There’s a peach for everyone

Published 10:03 pm Thursday, June 18, 2009

My favorite memory of the Chilton County Peach Festival is the smell of peaches that fills the air during the annual Peach Parade and auction.

Long before the start of the festival each year, I usually find myself at one of our local markets buying a basket of peaches, mainly because covering stories about peaches makes me crave the famous fruits.

While talking to Bobby Boozer, our area horticulturalist, a few days ago, I was amazed at the sheer number of peach varieties there are in existence. It takes a pretty thick book to list them all, with about two varieties per page.

Growing up in Chilton County, I remember my grandparents kept a small orchard of peaches on their property. There were peaches of yellow and white flesh; juicy ones and firm ones; and fruits of various sizes and colors.

It took me a while to figure out what my perfect peach was, but everybody has a favorite. I prefer the freestone varieties, and I like them so juicy that you have to slurp them to keep from getting wet.

I tell people I like to “drink” my peaches rather than eat them.

One of the things we have done at The Advertiser is poll people about their favorite way to use a peach. First, there are endless recipes that call for Chilton County peaches (you will get the chance to try many of these at the annual Peach Cook-Off this Saturday at Thorsby First Baptist Church. The cook-off begins at 10 a.m.)

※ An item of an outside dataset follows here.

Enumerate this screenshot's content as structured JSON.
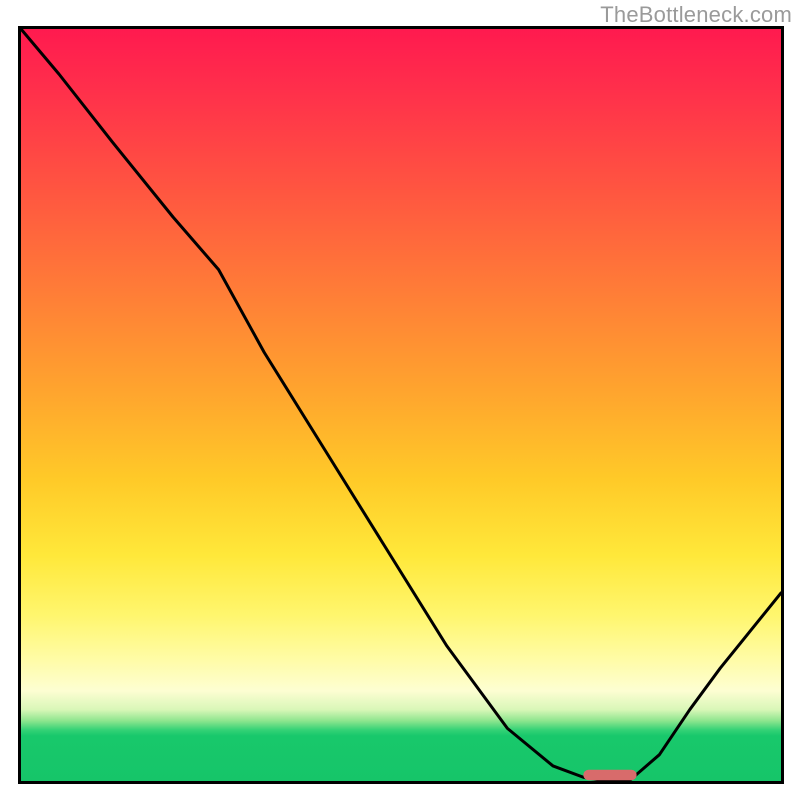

Once you have exhausted all the recipes, there are other ways of enjoying a Chilton County peach. You could have a peach pit-spitting contest. You could get some rotten fruit and smash it with a hammer (although it would be better if you ate it before it got to that point). The possibilities are endless.

However you look at it, there’s a peach for everyone. And if you happen to not like peaches, consider the alternatives.

The Chilton County peach is more than a fruit. It’s an experience.